Zinc competes with magnesium for absorption, so take them at separate times during the day to maximize uptake (i.e. zinc with your first meal of the day and magnesium pre-bed).
More is not better.
What about protein shakes?
I don’t consider protein powders “supplements”. Shakes are merely a tasty and convenient way to bump up your daily protein intake. Personal favorites are protein yogurt and protein oatmeal (“proats”). I even add protein powder to cottage cheese if I need more protein.
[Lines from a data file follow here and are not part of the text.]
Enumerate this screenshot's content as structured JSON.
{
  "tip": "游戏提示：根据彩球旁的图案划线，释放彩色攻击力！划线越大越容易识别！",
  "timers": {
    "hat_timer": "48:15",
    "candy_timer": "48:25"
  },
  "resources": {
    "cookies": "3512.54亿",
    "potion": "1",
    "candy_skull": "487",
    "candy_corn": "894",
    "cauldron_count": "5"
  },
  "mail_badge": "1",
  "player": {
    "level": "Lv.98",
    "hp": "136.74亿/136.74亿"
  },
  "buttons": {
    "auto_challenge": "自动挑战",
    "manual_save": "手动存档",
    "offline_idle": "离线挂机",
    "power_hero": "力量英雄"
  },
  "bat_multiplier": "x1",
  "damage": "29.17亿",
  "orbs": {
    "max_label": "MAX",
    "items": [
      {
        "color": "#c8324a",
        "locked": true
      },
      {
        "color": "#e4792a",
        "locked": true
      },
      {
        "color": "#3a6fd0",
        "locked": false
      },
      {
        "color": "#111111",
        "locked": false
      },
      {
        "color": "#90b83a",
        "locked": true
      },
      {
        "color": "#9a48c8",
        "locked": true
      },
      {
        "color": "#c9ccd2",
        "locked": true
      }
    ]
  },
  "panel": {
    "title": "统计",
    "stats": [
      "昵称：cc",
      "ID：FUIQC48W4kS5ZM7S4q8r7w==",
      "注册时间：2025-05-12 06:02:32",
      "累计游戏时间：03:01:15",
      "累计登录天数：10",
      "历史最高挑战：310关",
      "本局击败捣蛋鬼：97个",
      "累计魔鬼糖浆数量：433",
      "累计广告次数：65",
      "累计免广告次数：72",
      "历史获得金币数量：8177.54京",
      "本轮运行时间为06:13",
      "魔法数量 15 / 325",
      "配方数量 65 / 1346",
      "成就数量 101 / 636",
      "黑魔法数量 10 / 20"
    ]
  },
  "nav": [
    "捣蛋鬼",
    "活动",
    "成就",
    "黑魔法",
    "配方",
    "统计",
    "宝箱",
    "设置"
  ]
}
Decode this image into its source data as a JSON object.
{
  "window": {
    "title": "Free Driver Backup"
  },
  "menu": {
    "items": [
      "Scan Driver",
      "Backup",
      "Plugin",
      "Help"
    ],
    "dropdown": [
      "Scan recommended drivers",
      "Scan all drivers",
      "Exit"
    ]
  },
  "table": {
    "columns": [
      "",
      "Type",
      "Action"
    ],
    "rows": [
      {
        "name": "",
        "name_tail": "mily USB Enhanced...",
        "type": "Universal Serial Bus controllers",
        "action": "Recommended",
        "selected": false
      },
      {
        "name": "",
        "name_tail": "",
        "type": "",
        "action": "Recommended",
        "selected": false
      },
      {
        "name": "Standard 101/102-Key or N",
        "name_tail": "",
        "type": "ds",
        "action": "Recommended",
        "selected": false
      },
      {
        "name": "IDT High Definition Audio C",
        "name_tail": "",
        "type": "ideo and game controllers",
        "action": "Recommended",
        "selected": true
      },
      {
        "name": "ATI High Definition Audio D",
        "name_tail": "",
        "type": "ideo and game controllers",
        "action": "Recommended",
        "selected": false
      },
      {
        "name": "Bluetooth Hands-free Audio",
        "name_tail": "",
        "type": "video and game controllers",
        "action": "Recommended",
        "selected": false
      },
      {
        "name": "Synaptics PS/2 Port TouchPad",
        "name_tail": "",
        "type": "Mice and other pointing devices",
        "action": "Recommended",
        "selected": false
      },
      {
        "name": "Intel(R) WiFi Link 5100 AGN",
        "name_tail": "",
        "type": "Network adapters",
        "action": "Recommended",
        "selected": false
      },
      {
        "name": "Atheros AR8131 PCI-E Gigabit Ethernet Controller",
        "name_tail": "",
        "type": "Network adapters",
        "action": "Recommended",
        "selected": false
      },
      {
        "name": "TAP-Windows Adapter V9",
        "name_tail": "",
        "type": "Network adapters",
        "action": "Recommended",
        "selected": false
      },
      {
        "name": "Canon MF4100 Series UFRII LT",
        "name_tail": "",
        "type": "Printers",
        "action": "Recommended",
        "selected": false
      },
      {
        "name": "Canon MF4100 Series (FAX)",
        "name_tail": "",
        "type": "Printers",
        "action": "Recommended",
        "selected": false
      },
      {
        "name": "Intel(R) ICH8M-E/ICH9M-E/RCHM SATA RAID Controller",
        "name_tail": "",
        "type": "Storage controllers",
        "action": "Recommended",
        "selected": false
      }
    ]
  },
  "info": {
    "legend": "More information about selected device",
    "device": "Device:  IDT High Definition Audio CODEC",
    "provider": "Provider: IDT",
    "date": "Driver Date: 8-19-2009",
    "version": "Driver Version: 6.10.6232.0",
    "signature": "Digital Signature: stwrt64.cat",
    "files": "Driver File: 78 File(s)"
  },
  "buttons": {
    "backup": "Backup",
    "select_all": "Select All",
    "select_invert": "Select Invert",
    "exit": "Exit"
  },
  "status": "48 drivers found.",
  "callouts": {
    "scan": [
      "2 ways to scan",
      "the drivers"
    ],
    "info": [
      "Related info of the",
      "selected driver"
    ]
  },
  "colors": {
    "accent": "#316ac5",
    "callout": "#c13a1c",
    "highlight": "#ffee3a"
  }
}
Tastes fantastic, is macro-friendly and fast.
I recommend getting 25-35% of your daily calories from protein (1-1.5 grams per pound of bodyweight). This can be difficult to obtain from whole foods alone, especially if you don’t meal prep or cook multiple times a day.
Quality matters big time here, though.
Make sure to purchase from trusted brands and be on the outlook for shady marketing, outlandish claims, and proprietary blends. If you’re not sure about a particular product or brand demand a certificate of analysis. Any reputable company will happily oblige.
How To Use Supplements
If you’re going to experiment with a product, give it a fair shot by using it for at least 3-4 weeks. Don’t mix and match 5 different supplements all at once, as you’ll never find out which ones work and which ones don’t.
Add one or max. 2 new compounds to your regimen and test drive them for a few weeks before drawing any conclusions. That’s the only way to tell if a product truly delivers or not.
Don’t take any product daily. Even something as “harmless” as magnesium or b-vitamins shouldn’t be supplemented every single day. Take at least 1-2 days per week off from all supplements.
Get your vitamin and mineral levels checked 1-2x a year and address deficiencies. If you don’t want to spend the few bucks on a blood test what are you doing wasting money on supplements and miracle pills?
Always remember that supplements are just that; products to supplement your diet and fitness program. Don’t skimp on the basics because you’re now “on” creatine or BCAA’s. Get your priorities straight. You can’t compensate for a shitty diet by taking supplements. Not even remotely.
Monitor your workouts (you gettin’ stronger bra?), track your nutrition (you gettin’ your protein bra?), get sufficient sleep (you gettin’ a good nights’ rest bra?) and then, you may consider adding another player to the game.
Thank you for reading
Golf SW, Bender S, Grüttner J. (1998). On the significance of magnesium in extreme physical stress. Cardiovasc Drugs Ther. 1998 Sep;12 Suppl 2:197-202.
Rodriguez NR, Di Marco NM, Langley S. (2009). American College of Sports Medicine position stand. Nutrition and athletic performance. Med Sci Sports Exerc. 2009 Mar;41(3):709-31.